*** RECORDS PROVIDED Section Begins ***

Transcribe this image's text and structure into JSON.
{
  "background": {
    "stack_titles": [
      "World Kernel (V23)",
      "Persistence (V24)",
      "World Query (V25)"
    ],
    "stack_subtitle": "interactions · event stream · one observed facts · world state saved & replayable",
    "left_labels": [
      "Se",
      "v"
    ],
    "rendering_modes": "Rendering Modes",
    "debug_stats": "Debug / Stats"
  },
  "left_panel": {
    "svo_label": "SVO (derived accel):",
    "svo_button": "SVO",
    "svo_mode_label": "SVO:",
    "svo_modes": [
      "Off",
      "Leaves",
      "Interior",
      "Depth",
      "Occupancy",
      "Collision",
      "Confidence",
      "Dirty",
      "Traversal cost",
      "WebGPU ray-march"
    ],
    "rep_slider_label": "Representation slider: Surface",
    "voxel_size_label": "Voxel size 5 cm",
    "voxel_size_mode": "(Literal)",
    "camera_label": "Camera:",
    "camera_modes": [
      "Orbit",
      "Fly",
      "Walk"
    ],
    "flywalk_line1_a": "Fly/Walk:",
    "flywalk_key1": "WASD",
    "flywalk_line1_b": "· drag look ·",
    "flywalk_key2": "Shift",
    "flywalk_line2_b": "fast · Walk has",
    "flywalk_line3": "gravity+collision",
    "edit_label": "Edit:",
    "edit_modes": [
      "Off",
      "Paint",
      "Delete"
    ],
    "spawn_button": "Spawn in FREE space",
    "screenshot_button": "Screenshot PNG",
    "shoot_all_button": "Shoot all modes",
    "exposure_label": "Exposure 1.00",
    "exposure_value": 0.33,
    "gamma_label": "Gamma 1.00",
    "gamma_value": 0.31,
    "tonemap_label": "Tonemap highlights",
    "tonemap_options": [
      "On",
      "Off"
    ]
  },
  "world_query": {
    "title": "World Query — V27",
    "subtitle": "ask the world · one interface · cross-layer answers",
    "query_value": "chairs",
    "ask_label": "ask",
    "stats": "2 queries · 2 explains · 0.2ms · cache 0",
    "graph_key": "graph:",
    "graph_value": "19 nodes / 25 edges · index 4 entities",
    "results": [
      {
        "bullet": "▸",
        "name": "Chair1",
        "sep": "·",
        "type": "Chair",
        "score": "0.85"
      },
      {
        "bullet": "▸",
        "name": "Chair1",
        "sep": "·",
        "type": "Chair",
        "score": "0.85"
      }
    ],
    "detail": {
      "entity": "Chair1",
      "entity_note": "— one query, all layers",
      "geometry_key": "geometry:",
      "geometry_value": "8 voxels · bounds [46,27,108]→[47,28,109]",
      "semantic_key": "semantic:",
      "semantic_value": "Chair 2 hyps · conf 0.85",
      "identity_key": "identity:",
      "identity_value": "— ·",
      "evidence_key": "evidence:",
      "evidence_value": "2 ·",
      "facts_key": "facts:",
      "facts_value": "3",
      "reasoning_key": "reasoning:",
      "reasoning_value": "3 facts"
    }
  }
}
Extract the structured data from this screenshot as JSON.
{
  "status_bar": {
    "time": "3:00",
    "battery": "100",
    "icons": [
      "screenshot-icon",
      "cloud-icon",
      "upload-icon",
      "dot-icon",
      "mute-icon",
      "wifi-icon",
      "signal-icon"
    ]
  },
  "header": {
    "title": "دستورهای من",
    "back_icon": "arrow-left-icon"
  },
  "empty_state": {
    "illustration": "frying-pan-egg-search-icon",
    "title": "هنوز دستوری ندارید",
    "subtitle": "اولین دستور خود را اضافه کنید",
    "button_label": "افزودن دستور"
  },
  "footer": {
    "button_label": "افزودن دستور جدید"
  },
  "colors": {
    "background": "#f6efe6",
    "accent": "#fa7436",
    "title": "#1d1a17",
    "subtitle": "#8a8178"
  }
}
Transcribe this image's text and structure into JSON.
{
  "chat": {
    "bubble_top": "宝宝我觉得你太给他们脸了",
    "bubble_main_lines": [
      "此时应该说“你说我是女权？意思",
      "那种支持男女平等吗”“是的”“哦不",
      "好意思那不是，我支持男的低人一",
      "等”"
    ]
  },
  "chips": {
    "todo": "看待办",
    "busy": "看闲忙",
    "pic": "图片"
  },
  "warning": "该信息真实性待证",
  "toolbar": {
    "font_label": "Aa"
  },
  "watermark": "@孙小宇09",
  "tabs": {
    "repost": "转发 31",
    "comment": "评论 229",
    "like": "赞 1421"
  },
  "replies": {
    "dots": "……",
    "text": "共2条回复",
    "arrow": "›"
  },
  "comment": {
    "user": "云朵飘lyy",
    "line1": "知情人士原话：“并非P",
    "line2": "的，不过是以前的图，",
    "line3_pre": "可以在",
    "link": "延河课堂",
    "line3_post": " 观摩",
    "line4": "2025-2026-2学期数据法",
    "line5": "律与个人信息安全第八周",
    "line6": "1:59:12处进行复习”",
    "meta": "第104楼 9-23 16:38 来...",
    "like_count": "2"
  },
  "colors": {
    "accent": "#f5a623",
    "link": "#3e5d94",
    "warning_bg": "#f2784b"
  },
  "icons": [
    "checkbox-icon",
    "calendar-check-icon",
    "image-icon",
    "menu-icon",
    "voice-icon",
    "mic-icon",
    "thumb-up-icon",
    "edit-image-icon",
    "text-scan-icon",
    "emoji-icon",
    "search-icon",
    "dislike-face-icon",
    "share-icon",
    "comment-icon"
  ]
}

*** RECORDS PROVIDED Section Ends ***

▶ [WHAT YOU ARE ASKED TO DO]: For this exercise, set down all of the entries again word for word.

▶ [ANSWER FOR THIS EXERCISE]:
Transcribe this image's text and structure into JSON.
{
  "background": {
    "stack_titles": [
      "World Kernel (V23)",
      "Persistence (V24)",
      "World Query (V25)"
    ],
    "stack_subtitle": "interactions · event stream · one observed facts · world state saved & replayable",
    "left_labels": [
      "Se",
      "v"
    ],
    "rendering_modes": "Rendering Modes",
    "debug_stats": "Debug / Stats"
  },
  "left_panel": {
    "svo_label": "SVO (derived accel):",
    "svo_button": "SVO",
    "svo_mode_label": "SVO:",
    "svo_modes": [
      "Off",
      "Leaves",
      "Interior",
      "Depth",
      "Occupancy",
      "Collision",
      "Confidence",
      "Dirty",
      "Traversal cost",
      "WebGPU ray-march"
    ],
    "rep_slider_label": "Representation slider: Surface",
    "voxel_size_label": "Voxel size 5 cm",
    "voxel_size_mode": "(Literal)",
    "camera_label": "Camera:",
    "camera_modes": [
      "Orbit",
      "Fly",
      "Walk"
    ],
    "flywalk_line1_a": "Fly/Walk:",
    "flywalk_key1": "WASD",
    "flywalk_line1_b": "· drag look ·",
    "flywalk_key2": "Shift",
    "flywalk_line2_b": "fast · Walk has",
    "flywalk_line3": "gravity+collision",
    "edit_label": "Edit:",
    "edit_modes": [
      "Off",
      "Paint",
      "Delete"
    ],
    "spawn_button": "Spawn in FREE space",
    "screenshot_button": "Screenshot PNG",
    "shoot_all_button": "Shoot all modes",
    "exposure_label": "Exposure 1.00",
    "exposure_value": 0.33,
    "gamma_label": "Gamma 1.00",
    "gamma_value": 0.31,
    "tonemap_label": "Tonemap highlights",
    "tonemap_options": [
      "On",
      "Off"
    ]
  },
  "world_query": {
    "title": "World Query — V27",
    "subtitle": "ask the world · one interface · cross-layer answers",
    "query_value": "chairs",
    "ask_label": "ask",
    "stats": "2 queries · 2 explains · 0.2ms · cache 0",
    "graph_key": "graph:",
    "graph_value": "19 nodes / 25 edges · index 4 entities",
    "results": [
      {
        "bullet": "▸",
        "name": "Chair1",
        "sep": "·",
        "type": "Chair",
        "score": "0.85"
      },
      {
        "bullet": "▸",
        "name": "Chair1",
        "sep": "·",
        "type": "Chair",
        "score": "0.85"
      }
    ],
    "detail": {
      "entity": "Chair1",
      "entity_note": "— one query, all layers",
      "geometry_key": "geometry:",
      "geometry_value": "8 voxels · bounds [46,27,108]→[47,28,109]",
      "semantic_key": "semantic:",
      "semantic_value": "Chair 2 hyps · conf 0.85",
      "identity_key": "identity:",
      "identity_value": "— ·",
      "evidence_key": "evidence:",
      "evidence_value": "2 ·",
      "facts_key": "facts:",
      "facts_value": "3",
      "reasoning_key": "reasoning:",
      "reasoning_value": "3 facts"
    }
  }
}
Extract the structured data from this screenshot as JSON.
{
  "status_bar": {
    "time": "3:00",
    "battery": "100",
    "icons": [
      "screenshot-icon",
      "cloud-icon",
      "upload-icon",
      "dot-icon",
      "mute-icon",
      "wifi-icon",
      "signal-icon"
    ]
  },
  "header": {
    "title": "دستورهای من",
    "back_icon": "arrow-left-icon"
  },
  "empty_state": {
    "illustration": "frying-pan-egg-search-icon",
    "title": "هنوز دستوری ندارید",
    "subtitle": "اولین دستور خود را اضافه کنید",
    "button_label": "افزودن دستور"
  },
  "footer": {
    "button_label": "افزودن دستور جدید"
  },
  "colors": {
    "background": "#f6efe6",
    "accent": "#fa7436",
    "title": "#1d1a17",
    "subtitle": "#8a8178"
  }
}
Transcribe this image's text and structure into JSON.
{
  "chat": {
    "bubble_top": "宝宝我觉得你太给他们脸了",
    "bubble_main_lines": [
      "此时应该说“你说我是女权？意思",
      "那种支持男女平等吗”“是的”“哦不",
      "好意思那不是，我支持男的低人一",
      "等”"
    ]
  },
  "chips": {
    "todo": "看待办",
    "busy": "看闲忙",
    "pic": "图片"
  },
  "warning": "该信息真实性待证",
  "toolbar": {
    "font_label": "Aa"
  },
  "watermark": "@孙小宇09",
  "tabs": {
    "repost": "转发 31",
    "comment": "评论 229",
    "like": "赞 1421"
  },
  "replies": {
    "dots": "……",
    "text": "共2条回复",
    "arrow": "›"
  },
  "comment": {
    "user": "云朵飘lyy",
    "line1": "知情人士原话：“并非P",
    "line2": "的，不过是以前的图，",
    "line3_pre": "可以在",
    "link": "延河课堂",
    "line3_post": " 观摩",
    "line4": "2025-2026-2学期数据法",
    "line5": "律与个人信息安全第八周",
    "line6": "1:59:12处进行复习”",
    "meta": "第104楼 9-23 16:38 来...",
    "like_count": "2"
  },
  "colors": {
    "accent": "#f5a623",
    "link": "#3e5d94",
    "warning_bg": "#f2784b"
  },
  "icons": [
    "checkbox-icon",
    "calendar-check-icon",
    "image-icon",
    "menu-icon",
    "voice-icon",
    "mic-icon",
    "thumb-up-icon",
    "edit-image-icon",
    "text-scan-icon",
    "emoji-icon",
    "search-icon",
    "dislike-face-icon",
    "share-icon",
    "comment-icon"
  ]
}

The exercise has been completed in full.